WHAT THE TASK ASKS. When a line in the data below includes "value", pick it out and copy it.

INFORMATION GIVEN.
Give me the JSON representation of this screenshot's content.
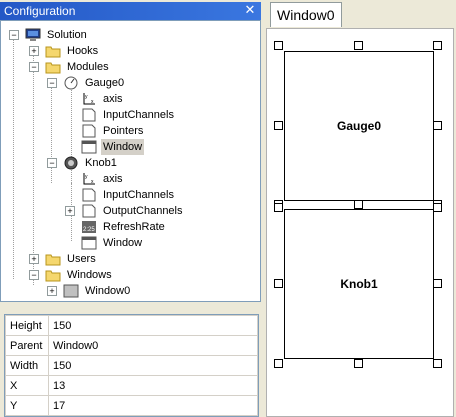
{
  "panel": {
    "title": "Configuration",
    "close_label": "✕"
  },
  "tree": {
    "solution": "Solution",
    "hooks": "Hooks",
    "modules": "Modules",
    "gauge0": "Gauge0",
    "gauge0_axis": "axis",
    "gauge0_input": "InputChannels",
    "gauge0_pointers": "Pointers",
    "gauge0_window": "Window",
    "knob1": "Knob1",
    "knob1_axis": "axis",
    "knob1_input": "InputChannels",
    "knob1_output": "OutputChannels",
    "knob1_refresh": "RefreshRate",
    "knob1_window": "Window",
    "users": "Users",
    "windows": "Windows",
    "window0": "Window0",
    "icons": [
      "computer-icon",
      "folder-icon",
      "gauge-icon",
      "knob-icon",
      "axis-icon",
      "document-icon",
      "window-icon",
      "clock-icon"
    ],
    "refresh_icon_text": "2:25"
  },
  "properties": [
    {
      "key": "Height",
      "value": "150"
    },
    {
      "key": "Parent",
      "value": "Window0"
    },
    {
      "key": "Width",
      "value": "150"
    },
    {
      "key": "X",
      "value": "13"
    },
    {
      "key": "Y",
      "value": "17"
    }
  ],
  "designer": {
    "tab_label": "Window0",
    "widgets": [
      {
        "label": "Gauge0"
      },
      {
        "label": "Knob1"
      }
    ]
  }
}
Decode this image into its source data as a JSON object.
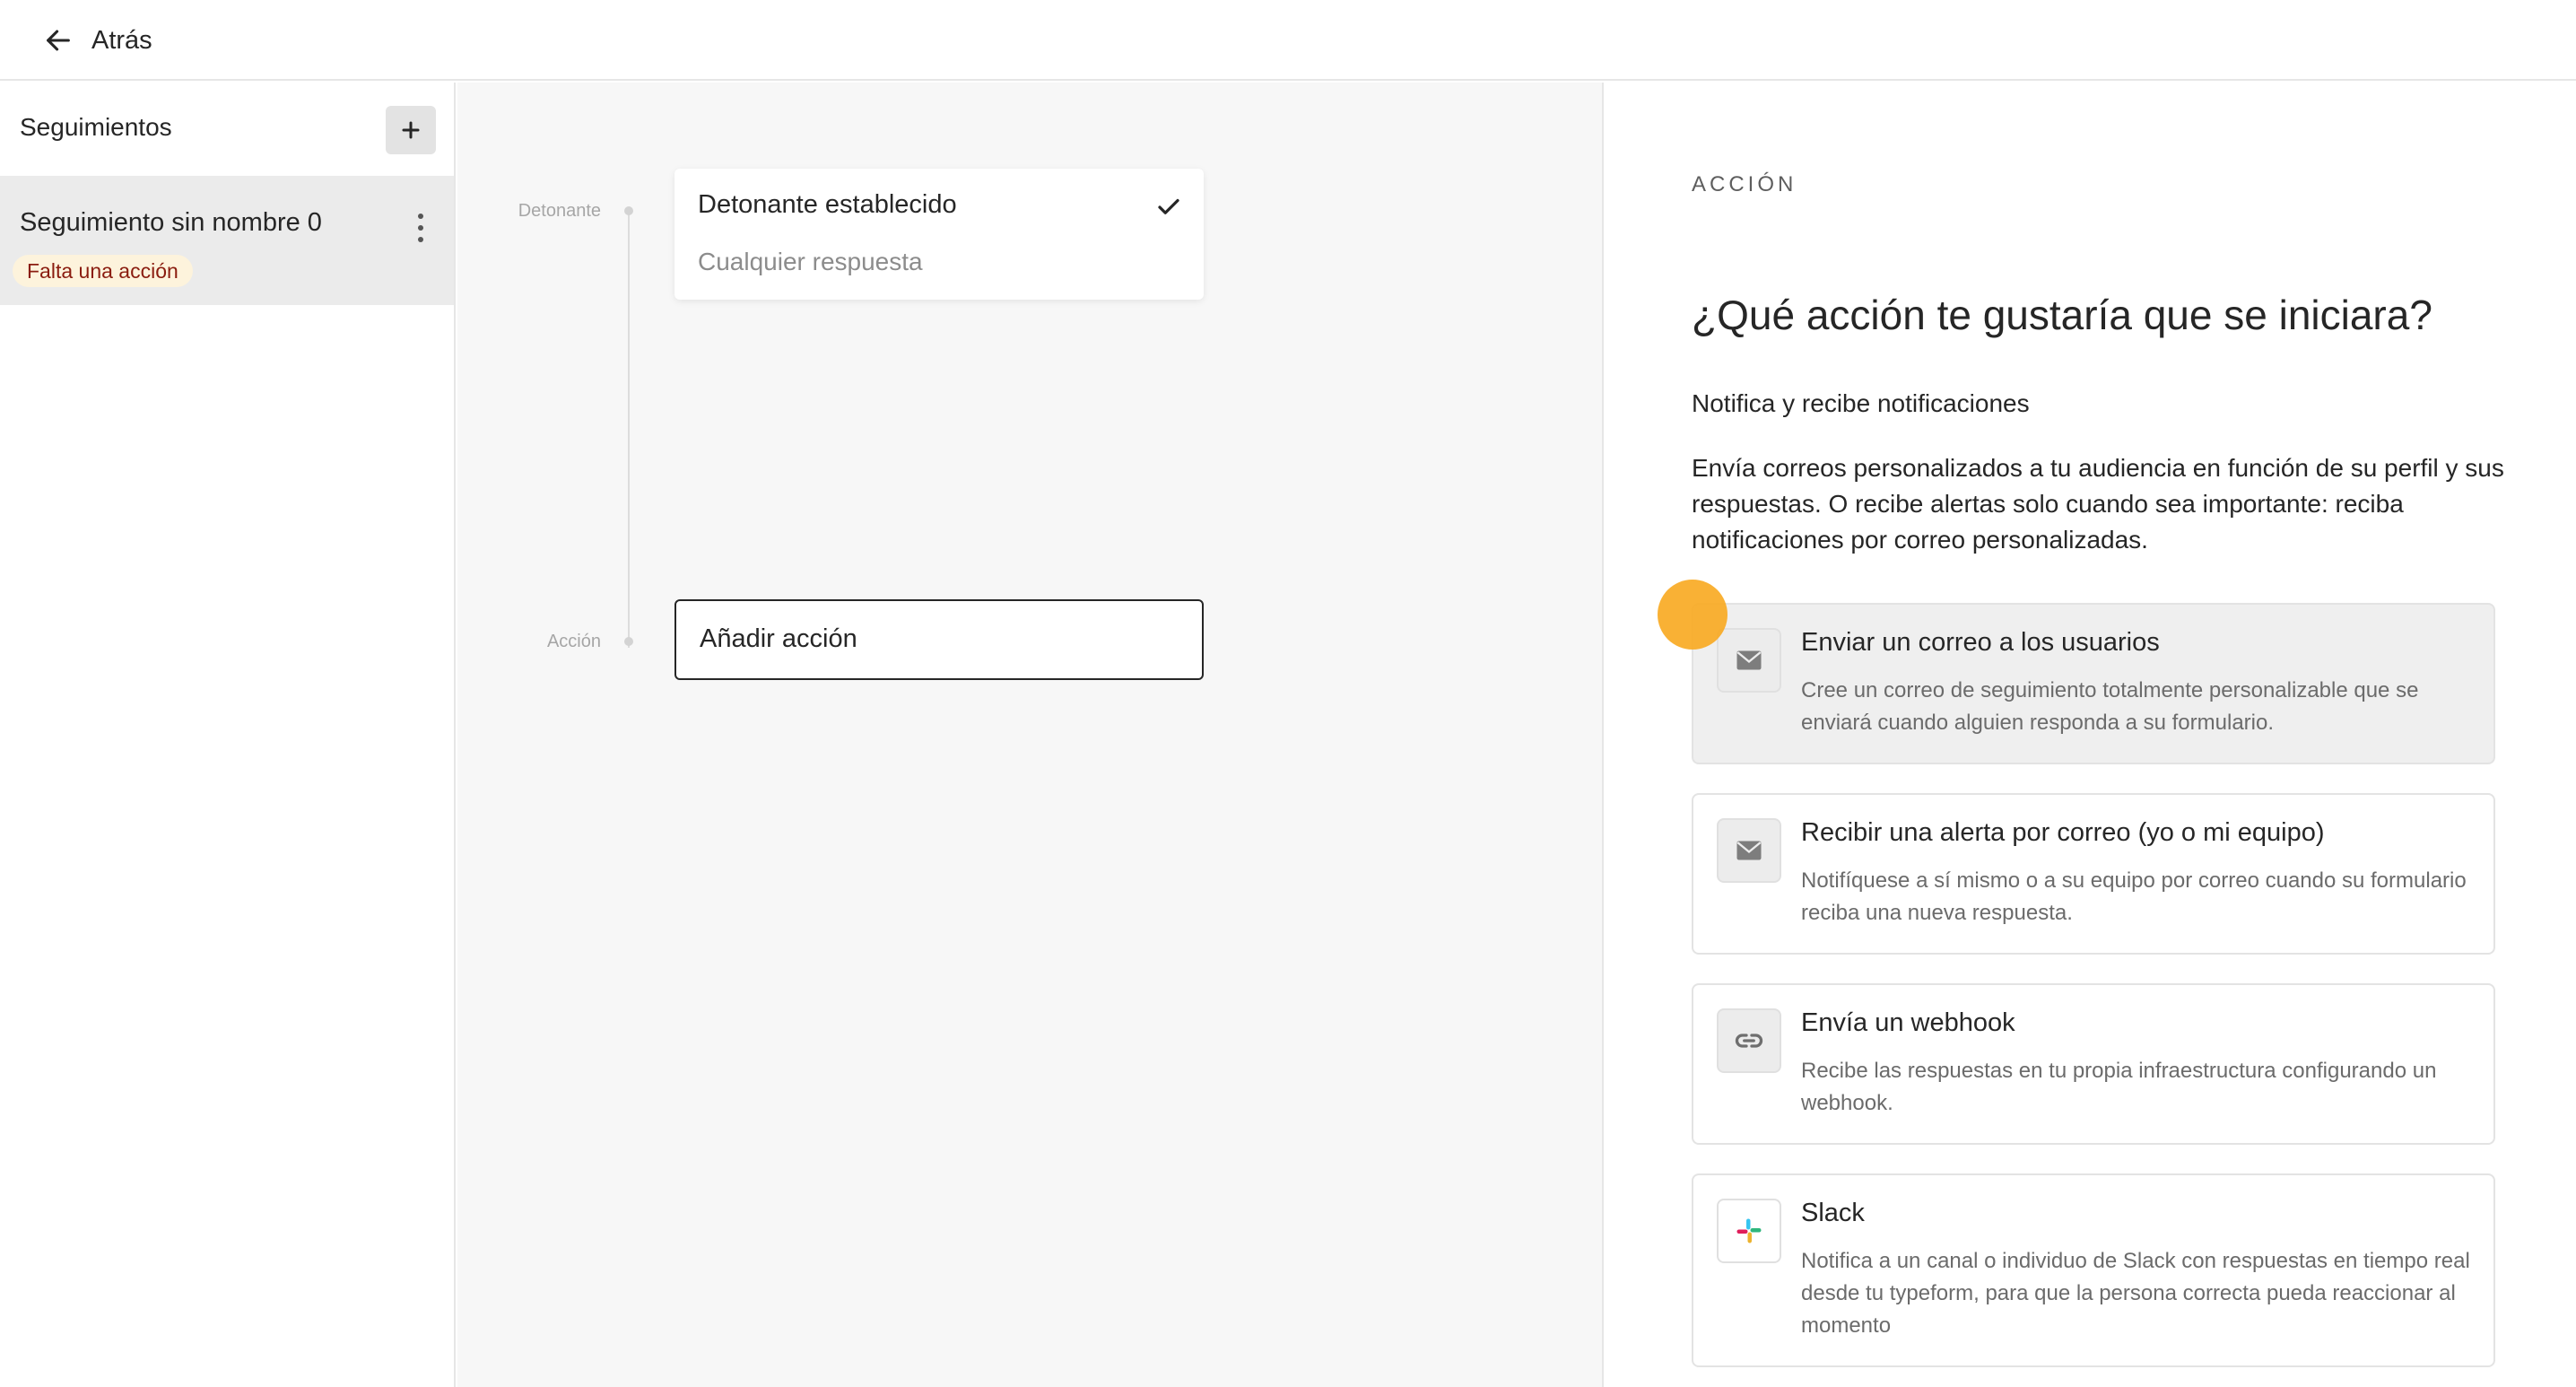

EXPECTED OUTPUT.
      "value": "150"
      "value": "Window0"
      "value": "150"
      "value": "13"
      "value": "17"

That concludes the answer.